Purpose: Oversee, define, and improve on the Fedora Project's work with students contributing as part of their classwork or summer internship, and do so in a way that provides a general framework re-deployable by other open source projects seeking to do the same.
What are we doing?
- Summer Coding 2010
- We're working on the execution of summer coding initiatives within Fedora. Effectively, what we're trying to do is take the Google Summer of Code (GSoC) model and generalize and expand it to the notion of $FUNDING_SOURCE Summer of Code by providing sample implementations of alternative values of $FUNDING_SOURCE alongside our continued participation in GSoC.
- For a 7-minute video explanation, see Summer Of Code Swimchart: Now With More Generic.

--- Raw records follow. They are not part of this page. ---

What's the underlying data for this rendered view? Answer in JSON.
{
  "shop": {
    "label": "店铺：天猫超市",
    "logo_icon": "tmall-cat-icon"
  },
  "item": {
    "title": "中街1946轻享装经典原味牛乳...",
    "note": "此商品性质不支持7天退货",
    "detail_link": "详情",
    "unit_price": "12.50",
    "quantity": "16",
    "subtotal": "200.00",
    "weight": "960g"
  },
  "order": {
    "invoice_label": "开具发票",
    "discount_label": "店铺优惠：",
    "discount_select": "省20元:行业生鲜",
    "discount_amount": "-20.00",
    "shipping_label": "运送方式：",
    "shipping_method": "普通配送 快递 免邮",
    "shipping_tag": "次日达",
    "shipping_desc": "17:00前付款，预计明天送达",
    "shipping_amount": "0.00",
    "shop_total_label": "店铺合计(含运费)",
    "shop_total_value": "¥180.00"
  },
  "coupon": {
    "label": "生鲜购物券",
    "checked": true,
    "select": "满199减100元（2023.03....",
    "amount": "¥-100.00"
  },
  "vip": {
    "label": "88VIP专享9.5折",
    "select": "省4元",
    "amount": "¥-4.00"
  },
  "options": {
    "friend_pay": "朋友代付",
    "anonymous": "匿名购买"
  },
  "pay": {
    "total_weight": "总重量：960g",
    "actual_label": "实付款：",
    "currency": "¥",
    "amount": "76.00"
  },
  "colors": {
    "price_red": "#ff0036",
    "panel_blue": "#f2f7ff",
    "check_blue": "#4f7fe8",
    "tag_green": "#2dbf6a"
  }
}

While our efforts began with the Google Summer of Code, we are now working with several other sponsoring organizations to maximize the opportunities for students to work on free and open source projects under our guidance.
Refer to the Summer Coding Sponsors page for more.
How can you help?
Right now, join our #Communication channels and introduce yourself and what you're interested in - we're working together to define more formal roles for those who want to know their time investment beforehand. That discussion will be carried out on the list, and the more formal roles will be announced on the Fedora mailing lists and planet when they are ready.
- Complete Summer Coding 2010 plan so that we can ...
- Complete Summer Coding 2010.
- Communicate based on the plan.
- Define further tasks.
- Trac instance
The project mailing list is the main discussion location:
You can find SIG members regularly on IRC in:
- Web access is available at: http://webchat.freenode.net/?channels=fedora-summer-coding
- Channel currently on hold until we sort out logistics in 24 March meeting.
Joint work performed across teams, such as with JBoss.org, is discussed in:
- Web access is available at: http://webchat.freenode.net/?channels=redhat-summer
- Existing channel being used for discussion until we sort out logistics in 24 March meeting.
Meetings are every week on Wednesday at 1500 UTC in:
- Web access is available at: http://webchat.freenode.net/?channels=fedora-meeting
- Goal of measuring all content as defined in Summer Coding 2010 plan:
- Does it make sense for the target audience?
- Is it complete?
- Is it too much?
- What needs fixing?
- Make actions.
- Review of messaging content - Go/No Go for:
- Category:Summer Coding 2010 -- all pages
- List all actions that can be completed immediately following the meeting.
- Note other actions to input in Trac for project management.
- Directly after meeting, finish all changes to program pages.
- Launch messaging for all audiences via various methods described in Summer Coding 2010 plan how sections.
- Focus on participating schools:
- Bite off what we can chew and do it well.
- Likely to attract a few more schools this way.
- Stronger co-branding with the school, building communities of open source practitioners at each school v. one-offs spread all over.
- Schools can provide housing (& board), hack space, and on the ground mentoring as part of the stipend to students.
- Bring in corporate sponsors who do the following:
- Provide money for any efforts that occur within Fedora, or
- Provide money that focuses on a specific set of FOSS projects important to the sponsor (which must be in Fedora or able to be brought in by the student,) and
- Provide logistical support as part of a global volunteer team within the SIG - from t-shirts to payments.
- Students come from the participating schools and work on:
- Fedora Project efforts, or
- Other participating upstreams, such as where the school maintains its own upstream relationships, or
- JBoss.org upstreams, or
- Other upstream proposals running through our umbrella, requiring careful consideration by proposal committee.
- An important part of this is exposing the projects needs via something automagic, such as OpenHatch.org.
Start dates are emphasized and deadlines are in bold emphasis for student items.
- 7 April - Students can begin submitting applications
- Whole month - students, mentors, and sub-projects get to know each other
- 13 May - Mentors need to finish idea pages
- 20 May - Students applications + proposals need to be in
- 21 May - Sponsors must pledge funding by this point
- 24 May - Organizers finalize how many applications will be accepted
- 27 May - Mentors + admins finalize rank-ordered list
- 28 May - Students informed yes/no about application
- Whole month - code, interact
- 01 June - Project begins (depending on proposal)
- 05 July - Midterm evaluations period begins
- 05 July - Student midterm deadline for evaluation (first, soft deadline)
- 08 July - Student midterm deadline for evaluation (final deadline)
- 12 July - Midterm evaluations due from mentors
- 09 August - Project coding completes
- 16 August - Students final report, code snapshot, and evaluations due
- 20 August - Mentor evaluations due for students
- 23 August - Final evaluations due back to students
- 25 August - Mentor, sub-project evaluations of the Summer Coding program requested
- 01 September - Sponsors receive report from organizers
- 06 September - Sponsors release and deliver funds (proposed date)